------ Information supplied ------
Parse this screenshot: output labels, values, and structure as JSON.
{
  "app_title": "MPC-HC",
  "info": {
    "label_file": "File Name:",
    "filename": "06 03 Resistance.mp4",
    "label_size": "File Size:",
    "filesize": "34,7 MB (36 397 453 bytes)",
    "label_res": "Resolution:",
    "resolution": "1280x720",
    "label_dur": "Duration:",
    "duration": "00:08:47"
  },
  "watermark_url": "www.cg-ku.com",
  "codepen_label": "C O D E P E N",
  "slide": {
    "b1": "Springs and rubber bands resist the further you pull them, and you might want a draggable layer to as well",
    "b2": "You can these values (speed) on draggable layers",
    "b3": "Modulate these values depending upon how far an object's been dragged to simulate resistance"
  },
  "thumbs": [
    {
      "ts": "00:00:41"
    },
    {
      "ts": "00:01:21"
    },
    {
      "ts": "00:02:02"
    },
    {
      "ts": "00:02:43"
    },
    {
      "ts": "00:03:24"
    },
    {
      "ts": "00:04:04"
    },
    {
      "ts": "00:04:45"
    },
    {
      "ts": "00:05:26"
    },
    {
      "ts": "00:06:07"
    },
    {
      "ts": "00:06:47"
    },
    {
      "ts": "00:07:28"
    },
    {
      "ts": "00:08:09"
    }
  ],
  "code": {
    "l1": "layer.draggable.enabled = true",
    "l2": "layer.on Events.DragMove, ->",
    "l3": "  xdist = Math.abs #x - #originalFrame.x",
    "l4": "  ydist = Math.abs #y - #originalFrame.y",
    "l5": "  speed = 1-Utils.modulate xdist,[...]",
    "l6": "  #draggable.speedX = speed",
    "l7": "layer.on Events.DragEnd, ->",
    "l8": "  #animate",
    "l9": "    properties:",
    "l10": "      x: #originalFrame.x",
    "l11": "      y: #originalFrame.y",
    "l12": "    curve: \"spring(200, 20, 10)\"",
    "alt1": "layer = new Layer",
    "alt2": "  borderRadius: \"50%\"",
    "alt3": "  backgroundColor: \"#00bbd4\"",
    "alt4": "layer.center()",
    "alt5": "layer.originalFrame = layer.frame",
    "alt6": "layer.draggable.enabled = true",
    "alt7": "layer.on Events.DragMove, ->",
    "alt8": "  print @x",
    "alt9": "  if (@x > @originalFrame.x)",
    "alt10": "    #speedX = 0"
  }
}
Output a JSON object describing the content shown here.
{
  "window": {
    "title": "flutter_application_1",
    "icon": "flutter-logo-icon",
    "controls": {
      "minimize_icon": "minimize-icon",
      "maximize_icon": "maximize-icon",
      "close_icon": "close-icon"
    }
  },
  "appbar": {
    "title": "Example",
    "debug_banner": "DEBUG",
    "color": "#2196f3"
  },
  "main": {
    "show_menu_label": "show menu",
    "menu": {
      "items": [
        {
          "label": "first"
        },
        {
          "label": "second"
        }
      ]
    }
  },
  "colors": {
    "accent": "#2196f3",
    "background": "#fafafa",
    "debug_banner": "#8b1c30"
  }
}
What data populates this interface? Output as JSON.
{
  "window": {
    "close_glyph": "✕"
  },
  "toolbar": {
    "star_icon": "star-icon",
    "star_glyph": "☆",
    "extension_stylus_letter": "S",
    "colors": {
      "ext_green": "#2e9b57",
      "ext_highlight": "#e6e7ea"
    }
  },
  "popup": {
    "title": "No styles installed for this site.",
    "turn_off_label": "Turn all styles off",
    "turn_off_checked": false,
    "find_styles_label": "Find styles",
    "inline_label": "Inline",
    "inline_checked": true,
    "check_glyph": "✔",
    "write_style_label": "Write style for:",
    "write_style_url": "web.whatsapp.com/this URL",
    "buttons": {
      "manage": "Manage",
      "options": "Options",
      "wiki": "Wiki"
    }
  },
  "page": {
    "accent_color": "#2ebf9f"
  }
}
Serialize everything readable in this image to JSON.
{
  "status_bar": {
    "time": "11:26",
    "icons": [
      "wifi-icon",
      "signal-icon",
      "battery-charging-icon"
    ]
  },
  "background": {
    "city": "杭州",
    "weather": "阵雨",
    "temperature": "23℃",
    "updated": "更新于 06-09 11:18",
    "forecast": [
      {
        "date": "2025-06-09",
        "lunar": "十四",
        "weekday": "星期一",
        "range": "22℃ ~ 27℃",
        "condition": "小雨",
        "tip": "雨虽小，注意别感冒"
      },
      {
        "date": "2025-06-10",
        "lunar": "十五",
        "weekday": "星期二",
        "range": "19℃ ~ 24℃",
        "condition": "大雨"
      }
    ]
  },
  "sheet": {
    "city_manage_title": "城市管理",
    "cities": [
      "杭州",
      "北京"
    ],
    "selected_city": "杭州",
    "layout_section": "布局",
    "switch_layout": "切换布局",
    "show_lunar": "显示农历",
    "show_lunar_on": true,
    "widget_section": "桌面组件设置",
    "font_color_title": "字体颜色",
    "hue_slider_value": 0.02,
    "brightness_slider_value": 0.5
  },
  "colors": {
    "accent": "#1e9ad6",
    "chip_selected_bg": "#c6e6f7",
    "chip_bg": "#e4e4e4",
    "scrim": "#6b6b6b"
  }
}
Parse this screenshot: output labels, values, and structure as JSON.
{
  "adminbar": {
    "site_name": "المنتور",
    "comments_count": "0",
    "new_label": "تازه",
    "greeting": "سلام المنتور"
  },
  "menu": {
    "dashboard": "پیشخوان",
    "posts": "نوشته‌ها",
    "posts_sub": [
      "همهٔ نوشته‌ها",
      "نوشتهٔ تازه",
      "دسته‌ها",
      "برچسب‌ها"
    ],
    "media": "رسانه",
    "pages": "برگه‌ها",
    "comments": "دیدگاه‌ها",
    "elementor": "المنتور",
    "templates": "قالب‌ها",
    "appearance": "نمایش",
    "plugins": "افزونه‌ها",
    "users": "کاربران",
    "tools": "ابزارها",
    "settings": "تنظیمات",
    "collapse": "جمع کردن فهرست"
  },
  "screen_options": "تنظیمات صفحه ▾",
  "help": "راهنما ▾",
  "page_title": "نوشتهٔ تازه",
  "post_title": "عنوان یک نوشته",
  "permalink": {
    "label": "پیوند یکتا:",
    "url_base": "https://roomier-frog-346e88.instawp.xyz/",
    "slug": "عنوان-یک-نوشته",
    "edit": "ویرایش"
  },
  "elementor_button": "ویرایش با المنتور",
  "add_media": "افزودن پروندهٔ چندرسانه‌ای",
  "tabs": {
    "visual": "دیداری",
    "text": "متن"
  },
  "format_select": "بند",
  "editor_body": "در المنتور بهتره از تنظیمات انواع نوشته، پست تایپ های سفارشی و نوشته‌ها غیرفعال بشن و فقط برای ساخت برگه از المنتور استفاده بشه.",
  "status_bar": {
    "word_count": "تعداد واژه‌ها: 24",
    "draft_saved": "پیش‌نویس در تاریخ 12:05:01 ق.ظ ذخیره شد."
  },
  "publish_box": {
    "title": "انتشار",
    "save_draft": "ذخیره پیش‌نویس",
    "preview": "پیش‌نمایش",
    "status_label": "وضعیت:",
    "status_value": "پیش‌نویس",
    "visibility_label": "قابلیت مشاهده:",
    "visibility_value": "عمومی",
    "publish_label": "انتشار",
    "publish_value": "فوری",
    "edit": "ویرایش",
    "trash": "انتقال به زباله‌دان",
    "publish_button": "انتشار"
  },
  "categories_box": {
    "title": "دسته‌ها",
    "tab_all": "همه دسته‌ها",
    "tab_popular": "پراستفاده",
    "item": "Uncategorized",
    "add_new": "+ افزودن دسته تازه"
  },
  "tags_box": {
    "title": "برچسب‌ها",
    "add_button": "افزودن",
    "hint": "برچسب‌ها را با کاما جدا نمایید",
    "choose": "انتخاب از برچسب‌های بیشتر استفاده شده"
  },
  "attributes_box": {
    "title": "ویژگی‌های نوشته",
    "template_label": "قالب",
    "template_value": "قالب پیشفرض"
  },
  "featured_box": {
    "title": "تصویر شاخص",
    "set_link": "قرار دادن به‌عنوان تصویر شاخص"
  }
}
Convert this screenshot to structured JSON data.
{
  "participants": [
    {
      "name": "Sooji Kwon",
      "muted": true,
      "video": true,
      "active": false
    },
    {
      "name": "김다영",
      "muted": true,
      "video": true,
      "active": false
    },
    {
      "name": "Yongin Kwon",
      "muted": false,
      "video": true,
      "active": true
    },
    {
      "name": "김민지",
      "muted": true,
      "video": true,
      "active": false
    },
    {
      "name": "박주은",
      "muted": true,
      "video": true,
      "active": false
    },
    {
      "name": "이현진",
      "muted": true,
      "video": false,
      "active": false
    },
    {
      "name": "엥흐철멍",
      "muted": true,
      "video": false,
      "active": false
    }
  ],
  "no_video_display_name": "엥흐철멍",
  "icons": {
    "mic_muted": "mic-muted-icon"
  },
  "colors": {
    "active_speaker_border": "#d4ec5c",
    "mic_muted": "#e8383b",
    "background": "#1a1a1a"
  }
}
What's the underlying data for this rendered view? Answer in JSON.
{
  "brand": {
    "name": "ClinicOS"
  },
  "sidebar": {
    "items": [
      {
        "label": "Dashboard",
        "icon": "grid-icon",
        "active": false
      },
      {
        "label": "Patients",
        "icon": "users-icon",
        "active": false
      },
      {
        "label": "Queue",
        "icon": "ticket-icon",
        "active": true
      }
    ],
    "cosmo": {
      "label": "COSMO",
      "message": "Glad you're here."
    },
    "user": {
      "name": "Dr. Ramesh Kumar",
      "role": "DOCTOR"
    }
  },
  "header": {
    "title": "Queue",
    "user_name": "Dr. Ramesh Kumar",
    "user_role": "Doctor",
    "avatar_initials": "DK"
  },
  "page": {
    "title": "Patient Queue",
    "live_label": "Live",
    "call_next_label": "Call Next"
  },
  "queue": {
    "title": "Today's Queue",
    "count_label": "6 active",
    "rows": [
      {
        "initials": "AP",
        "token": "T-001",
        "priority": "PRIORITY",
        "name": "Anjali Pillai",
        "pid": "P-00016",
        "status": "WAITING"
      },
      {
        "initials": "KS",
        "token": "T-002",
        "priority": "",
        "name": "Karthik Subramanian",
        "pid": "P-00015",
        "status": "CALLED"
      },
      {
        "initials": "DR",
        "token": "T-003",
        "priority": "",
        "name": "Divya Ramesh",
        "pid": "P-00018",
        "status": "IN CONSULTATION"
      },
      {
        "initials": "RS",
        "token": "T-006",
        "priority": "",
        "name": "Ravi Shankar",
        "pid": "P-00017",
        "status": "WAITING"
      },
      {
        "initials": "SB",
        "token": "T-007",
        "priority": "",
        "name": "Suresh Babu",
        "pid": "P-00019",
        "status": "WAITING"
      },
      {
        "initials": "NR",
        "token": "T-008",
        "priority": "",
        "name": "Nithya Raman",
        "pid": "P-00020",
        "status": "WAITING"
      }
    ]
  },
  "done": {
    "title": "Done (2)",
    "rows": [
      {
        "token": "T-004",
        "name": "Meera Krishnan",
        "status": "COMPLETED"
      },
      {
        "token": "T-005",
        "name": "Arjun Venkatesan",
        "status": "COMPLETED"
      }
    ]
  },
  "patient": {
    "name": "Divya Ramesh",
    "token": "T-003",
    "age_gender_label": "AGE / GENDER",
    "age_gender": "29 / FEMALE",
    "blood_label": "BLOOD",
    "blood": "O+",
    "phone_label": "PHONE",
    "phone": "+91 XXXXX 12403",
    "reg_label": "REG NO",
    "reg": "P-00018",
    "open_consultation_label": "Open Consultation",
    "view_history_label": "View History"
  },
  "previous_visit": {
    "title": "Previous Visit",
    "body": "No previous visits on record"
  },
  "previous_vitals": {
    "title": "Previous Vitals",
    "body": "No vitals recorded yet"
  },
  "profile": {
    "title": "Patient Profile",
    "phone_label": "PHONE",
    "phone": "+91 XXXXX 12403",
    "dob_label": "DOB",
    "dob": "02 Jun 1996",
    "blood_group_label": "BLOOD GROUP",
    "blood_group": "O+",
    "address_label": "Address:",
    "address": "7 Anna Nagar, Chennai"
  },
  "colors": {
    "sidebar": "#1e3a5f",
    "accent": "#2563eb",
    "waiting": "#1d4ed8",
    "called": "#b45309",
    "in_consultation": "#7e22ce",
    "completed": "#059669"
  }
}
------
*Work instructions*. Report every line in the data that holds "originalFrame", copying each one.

*Problem solution*.
    "l3": "  xdist = Math.abs #x - #originalFrame.x",
    "l4": "  ydist = Math.abs #y - #originalFrame.y",
    "l10": "      x: #originalFrame.x",
    "l11": "      y: #originalFrame.y",
    "alt5": "layer.originalFrame = layer.frame",
    "alt9": "  if (@x > @originalFrame.x)",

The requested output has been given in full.